My own experience some forty years after Durrell’s return confirmed these impressions. The magnificent corniche road, several miles long, around the sensational bay, is in effect skin deep: a few yards behind, the buildings universally shoddy, with featureless design. The city lacks sparkle. Historical monuments look scruffy. The new library’s splendid modern exterior is not matched, according to a recent informant, by its content. The English section is dominated by books you would find in an airport shop. All is not lost: for those who choose not to visit, Michael Haag has written a marvellous book, Alexandria: City of Memory (Yale University Press 2004) which combines history (including literature), the city’s present state, and many rare and brilliant illustrations. Save the airfare and pop into your local bookshop!
I have now taken decisive steps to recover my Portuguese nationality. At the registration office I was told I needed a criminal record for both the UK and Sweden and some type of proof that I could speak or understand the Portuguese language.

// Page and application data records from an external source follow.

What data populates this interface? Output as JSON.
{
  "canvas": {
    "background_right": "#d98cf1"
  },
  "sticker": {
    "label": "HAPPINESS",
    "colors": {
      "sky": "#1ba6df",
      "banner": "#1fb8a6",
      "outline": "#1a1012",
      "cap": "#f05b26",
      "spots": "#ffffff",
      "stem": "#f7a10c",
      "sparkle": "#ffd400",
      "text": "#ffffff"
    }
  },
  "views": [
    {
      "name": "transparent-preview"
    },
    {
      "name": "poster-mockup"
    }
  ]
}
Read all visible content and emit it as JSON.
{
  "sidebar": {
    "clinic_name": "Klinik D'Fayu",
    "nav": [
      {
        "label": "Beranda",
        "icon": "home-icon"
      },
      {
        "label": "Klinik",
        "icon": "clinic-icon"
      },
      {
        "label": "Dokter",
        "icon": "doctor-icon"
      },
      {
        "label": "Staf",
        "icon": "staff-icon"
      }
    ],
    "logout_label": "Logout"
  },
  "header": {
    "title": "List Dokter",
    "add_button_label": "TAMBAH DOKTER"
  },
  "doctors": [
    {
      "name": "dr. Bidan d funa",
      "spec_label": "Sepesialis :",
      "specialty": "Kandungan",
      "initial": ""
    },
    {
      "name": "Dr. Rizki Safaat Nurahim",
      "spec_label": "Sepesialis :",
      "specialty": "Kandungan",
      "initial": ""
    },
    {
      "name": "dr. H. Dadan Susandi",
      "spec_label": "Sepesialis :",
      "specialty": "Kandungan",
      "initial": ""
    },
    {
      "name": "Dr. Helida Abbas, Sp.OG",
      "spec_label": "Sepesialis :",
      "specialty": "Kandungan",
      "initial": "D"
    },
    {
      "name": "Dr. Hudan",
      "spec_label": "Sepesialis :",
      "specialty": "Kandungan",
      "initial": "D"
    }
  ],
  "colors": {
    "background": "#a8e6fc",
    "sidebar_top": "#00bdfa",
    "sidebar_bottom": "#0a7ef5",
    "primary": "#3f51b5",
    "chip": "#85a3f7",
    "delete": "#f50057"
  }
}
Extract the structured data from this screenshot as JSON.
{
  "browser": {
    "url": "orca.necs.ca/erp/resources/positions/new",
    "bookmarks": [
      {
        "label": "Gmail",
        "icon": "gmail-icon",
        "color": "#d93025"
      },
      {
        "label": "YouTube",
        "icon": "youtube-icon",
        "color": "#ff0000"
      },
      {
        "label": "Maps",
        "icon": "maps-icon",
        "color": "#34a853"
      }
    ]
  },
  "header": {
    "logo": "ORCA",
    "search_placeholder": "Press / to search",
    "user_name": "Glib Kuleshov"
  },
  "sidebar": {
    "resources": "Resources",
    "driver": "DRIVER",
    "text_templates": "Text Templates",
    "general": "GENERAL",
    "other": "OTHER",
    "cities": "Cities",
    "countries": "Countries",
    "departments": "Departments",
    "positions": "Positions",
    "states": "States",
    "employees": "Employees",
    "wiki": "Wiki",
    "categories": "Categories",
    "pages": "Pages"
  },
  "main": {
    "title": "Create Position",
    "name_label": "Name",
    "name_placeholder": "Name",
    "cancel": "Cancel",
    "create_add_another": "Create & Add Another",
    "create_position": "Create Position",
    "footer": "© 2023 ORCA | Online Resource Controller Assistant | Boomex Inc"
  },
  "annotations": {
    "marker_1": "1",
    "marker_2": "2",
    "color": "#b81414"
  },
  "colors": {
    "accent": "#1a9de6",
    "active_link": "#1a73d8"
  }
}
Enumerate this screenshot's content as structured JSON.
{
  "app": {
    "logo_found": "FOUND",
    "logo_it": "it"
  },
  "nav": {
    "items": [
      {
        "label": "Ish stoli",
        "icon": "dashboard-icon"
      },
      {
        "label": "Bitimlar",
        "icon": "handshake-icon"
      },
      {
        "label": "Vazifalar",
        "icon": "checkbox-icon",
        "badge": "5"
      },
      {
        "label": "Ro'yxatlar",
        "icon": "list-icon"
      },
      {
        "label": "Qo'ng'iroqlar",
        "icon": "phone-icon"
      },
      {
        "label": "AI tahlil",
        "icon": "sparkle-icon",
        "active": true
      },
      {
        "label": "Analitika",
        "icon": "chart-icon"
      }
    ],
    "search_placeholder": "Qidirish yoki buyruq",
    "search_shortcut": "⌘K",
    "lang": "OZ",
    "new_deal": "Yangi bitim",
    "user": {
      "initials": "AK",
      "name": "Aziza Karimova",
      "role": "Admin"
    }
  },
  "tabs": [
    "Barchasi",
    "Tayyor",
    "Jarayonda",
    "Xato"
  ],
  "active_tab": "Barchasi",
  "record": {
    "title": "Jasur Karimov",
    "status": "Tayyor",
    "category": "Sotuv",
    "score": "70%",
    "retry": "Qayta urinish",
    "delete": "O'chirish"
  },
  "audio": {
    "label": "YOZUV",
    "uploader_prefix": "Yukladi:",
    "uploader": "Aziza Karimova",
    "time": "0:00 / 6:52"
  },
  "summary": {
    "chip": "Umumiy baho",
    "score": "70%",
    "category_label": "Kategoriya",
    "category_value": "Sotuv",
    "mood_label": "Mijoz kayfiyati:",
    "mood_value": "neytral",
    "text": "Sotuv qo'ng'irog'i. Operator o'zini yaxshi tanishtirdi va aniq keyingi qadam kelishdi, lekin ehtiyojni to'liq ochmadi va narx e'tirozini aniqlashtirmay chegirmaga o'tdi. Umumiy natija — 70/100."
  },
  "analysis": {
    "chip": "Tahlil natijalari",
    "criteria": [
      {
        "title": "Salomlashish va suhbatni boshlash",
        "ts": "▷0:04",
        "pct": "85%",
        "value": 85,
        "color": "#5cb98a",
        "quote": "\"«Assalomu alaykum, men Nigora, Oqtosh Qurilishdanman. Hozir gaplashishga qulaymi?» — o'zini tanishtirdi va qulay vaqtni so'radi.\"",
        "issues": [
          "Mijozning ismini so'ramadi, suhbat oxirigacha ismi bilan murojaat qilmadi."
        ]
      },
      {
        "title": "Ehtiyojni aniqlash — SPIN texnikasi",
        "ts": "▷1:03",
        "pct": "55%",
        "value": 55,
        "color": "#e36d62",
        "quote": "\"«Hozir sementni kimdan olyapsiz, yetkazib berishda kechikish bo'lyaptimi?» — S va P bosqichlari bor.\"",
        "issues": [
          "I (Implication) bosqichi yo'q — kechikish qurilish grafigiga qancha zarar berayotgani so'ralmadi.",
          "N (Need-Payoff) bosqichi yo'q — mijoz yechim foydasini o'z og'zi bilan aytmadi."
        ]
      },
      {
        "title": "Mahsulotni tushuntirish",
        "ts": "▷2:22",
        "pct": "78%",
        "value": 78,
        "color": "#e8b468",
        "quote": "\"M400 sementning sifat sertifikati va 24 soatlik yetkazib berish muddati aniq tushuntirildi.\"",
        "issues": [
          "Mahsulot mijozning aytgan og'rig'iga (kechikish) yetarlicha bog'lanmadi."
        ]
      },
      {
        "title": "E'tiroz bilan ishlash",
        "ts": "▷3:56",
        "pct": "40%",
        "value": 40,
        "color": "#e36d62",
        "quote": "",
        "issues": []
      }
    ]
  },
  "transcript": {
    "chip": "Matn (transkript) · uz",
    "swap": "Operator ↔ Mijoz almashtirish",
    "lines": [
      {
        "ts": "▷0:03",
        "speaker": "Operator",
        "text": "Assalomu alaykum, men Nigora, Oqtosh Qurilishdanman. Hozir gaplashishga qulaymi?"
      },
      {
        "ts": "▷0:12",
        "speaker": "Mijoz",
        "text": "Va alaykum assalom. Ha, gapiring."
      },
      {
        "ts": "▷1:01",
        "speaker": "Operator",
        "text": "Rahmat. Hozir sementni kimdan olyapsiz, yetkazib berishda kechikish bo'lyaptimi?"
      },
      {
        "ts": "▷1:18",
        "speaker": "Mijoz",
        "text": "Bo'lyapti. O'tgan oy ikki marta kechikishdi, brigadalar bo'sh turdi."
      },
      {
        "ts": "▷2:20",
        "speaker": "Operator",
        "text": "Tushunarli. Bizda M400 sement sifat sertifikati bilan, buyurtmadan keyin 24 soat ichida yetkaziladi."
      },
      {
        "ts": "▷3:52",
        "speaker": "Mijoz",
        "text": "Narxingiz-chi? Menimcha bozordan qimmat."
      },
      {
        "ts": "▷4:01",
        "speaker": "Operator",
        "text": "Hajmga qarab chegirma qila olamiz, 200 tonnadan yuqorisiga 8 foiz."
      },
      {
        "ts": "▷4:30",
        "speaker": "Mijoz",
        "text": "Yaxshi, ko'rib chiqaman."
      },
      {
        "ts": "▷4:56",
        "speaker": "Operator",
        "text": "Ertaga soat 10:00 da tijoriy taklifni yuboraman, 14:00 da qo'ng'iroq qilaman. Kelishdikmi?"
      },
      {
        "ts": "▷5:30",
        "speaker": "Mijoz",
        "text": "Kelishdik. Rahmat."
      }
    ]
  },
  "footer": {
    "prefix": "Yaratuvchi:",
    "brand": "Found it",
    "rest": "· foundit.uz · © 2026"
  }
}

As to whether I could speak Portuguese or not it was easy enough for the the officer at the local agency to decide in that but we agreed that it would be necessary to contact my old school and acquire a certificate of education ( habititações). This is what I did this morning.
The school where I completed my studies in Portugal was the Liceu de Oeiras. It was great fun to go into the premises and see that many things still looked the same.
At the school office I showed my school book that people at the office had not seen for a long time. This “caderneta escolar” followed the student throughout secondary school. This photo shows my marks at the 7 th year of schooling or 3rd of secondary school.
In those days the school had about 2000 students with girls in the morning and boys in the afternoon. We went from Monday to Saturday, Sunday was free.
The entrance to the school still looks very much the same. Here we can see how it looks like today.
In about one week I will return to get my certificate of education. Another small step for man, and another small step for mankind.